The producers/director had to deal with chess, of course, and they kept it simple, for most of us don't know much about it except for the very simple legal moves of each piece. I played some as a kid but generally lost to everyone except those to whom I taught the moves--and soon they where whipping my behind, too. Haven't played in years.
4. A word-of-the-day this week from dictionary.com was melee, and it reminded me that for a long time I mispronounced that word. In fact, when I married Joyce (and started writing bad poems to her), I wrote a sonnet, "The Freeway Cow," about, well, a cow we saw on I-80 on one of our visits to Des Moines, Iowa, to see my parents in the 1970s.
The final couplet indicates my ignorance of the pronunciation:
A freeway cow can start a steel melee:
Believe in brakes, and that shall make you free.
So it goes ...
5. Finally, this week I finished reading Salman Rushdie's new novel, Two Years Eight Months and Twenty-Eight Nights, a novel that, by the way, got a bit of a condescending review in the New York Times Book Review today (link to review). I liked it a lot better than did the reviewer at the Times.
It is a fantastic novel (in the sense of odd and remarkable; bizarre; grotesque), dealing with a near-future war caused by the opening of "slits between the worlds"--the upper world of the jinn (frisky, sometime evil, things that enjoy sex) and the lower (our) world. The narrator, by the way, lives 1000 years from now.
The story often satirizes the way we live our lives (he is especially harsh on religion--so be advised), and it is chockablock with allusions to both high and low culture (from The Tempest and Frankenstein to Mickey Mouse and Gandalf) and shows Rushdie's silliness, too (there's a character named Mac Aroni).
But, finally, it's a novel about love, about courage, about belief, about sacrifice.
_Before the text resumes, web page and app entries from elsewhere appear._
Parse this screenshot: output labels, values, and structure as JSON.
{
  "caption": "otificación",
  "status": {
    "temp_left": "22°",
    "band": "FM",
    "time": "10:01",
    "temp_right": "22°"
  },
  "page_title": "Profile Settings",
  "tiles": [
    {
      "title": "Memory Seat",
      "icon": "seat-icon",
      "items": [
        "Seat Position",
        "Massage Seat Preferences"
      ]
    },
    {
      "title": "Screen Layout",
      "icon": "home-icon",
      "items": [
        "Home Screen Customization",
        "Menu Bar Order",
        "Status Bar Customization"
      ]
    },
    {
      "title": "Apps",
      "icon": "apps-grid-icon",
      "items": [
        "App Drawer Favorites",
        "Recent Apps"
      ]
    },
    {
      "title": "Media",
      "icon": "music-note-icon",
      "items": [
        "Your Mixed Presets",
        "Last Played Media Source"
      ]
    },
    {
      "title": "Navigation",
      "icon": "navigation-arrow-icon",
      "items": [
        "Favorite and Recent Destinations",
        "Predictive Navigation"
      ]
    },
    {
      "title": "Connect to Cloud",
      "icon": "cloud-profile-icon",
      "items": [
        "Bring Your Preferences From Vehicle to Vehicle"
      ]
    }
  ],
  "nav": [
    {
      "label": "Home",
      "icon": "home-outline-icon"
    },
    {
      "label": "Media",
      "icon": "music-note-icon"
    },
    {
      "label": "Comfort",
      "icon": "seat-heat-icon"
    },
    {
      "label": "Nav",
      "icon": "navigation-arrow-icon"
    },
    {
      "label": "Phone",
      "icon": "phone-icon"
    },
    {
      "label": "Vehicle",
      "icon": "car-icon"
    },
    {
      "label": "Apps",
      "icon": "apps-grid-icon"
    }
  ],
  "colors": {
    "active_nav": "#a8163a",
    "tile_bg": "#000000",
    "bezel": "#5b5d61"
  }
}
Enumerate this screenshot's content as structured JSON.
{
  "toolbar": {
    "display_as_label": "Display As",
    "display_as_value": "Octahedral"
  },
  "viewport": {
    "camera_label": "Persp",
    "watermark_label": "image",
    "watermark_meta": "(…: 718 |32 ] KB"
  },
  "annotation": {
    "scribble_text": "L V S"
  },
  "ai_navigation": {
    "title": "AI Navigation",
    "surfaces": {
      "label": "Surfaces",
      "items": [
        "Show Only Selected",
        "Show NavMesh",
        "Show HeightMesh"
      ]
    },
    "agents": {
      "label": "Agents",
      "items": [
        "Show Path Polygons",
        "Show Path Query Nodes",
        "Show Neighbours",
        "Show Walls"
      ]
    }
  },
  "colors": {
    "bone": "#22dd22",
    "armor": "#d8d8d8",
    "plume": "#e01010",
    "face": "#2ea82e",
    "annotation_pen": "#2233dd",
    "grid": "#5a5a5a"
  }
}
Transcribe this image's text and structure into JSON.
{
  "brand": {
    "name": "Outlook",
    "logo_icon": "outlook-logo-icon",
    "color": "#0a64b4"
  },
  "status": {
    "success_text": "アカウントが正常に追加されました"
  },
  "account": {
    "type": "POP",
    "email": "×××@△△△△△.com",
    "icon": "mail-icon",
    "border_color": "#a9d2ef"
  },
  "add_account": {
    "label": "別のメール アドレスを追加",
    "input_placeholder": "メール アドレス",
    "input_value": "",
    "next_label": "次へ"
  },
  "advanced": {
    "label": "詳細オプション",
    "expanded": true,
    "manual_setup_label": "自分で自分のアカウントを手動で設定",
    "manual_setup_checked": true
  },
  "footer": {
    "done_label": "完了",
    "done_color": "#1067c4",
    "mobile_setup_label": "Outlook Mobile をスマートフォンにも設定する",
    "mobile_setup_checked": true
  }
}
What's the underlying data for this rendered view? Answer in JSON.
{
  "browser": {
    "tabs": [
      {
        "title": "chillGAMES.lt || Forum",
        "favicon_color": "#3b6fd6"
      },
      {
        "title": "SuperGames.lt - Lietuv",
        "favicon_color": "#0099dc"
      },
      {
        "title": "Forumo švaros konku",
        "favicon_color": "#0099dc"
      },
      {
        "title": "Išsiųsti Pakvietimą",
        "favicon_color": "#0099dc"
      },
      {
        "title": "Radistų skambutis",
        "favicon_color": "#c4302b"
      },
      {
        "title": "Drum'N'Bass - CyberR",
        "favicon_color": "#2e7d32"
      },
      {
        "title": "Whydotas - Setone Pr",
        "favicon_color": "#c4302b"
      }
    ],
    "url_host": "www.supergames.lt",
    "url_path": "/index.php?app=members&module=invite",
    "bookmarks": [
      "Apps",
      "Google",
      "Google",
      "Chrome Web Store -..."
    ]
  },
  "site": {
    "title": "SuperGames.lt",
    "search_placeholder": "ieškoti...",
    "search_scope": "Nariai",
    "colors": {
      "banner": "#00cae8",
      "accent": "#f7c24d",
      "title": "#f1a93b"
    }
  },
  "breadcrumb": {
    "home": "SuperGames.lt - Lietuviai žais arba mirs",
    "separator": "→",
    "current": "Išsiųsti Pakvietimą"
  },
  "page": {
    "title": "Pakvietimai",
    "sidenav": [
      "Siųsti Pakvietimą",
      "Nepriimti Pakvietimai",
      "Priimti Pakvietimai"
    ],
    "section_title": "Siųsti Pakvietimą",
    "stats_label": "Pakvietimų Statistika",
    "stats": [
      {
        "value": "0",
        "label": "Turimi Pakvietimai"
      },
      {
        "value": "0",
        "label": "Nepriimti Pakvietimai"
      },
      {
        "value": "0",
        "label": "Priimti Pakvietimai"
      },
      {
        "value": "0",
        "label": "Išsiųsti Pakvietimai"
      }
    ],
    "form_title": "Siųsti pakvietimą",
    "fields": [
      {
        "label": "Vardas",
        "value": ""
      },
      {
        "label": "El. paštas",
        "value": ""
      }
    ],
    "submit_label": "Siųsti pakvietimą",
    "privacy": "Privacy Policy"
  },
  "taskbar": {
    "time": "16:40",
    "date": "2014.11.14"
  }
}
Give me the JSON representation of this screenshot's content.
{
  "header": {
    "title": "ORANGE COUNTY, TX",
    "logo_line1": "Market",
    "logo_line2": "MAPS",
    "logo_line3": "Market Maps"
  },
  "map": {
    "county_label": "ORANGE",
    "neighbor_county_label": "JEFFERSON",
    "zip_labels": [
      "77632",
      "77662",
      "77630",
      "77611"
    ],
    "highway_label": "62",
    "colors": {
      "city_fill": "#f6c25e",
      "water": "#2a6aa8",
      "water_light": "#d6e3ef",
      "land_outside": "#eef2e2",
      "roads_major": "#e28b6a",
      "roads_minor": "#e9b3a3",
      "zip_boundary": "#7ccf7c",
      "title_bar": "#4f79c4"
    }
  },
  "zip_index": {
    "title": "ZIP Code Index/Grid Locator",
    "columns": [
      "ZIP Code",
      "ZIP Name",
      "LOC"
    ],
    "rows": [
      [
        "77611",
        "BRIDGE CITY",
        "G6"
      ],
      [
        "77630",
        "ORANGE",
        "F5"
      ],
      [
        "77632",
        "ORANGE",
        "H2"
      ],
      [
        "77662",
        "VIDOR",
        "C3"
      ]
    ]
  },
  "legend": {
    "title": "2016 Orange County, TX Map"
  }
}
And although I could quibble about a few things here and there, I looked forward each time to resuming the reading. Like every other fine writer, Rushdie can make you laugh, cry, groan, think--on virtually every page.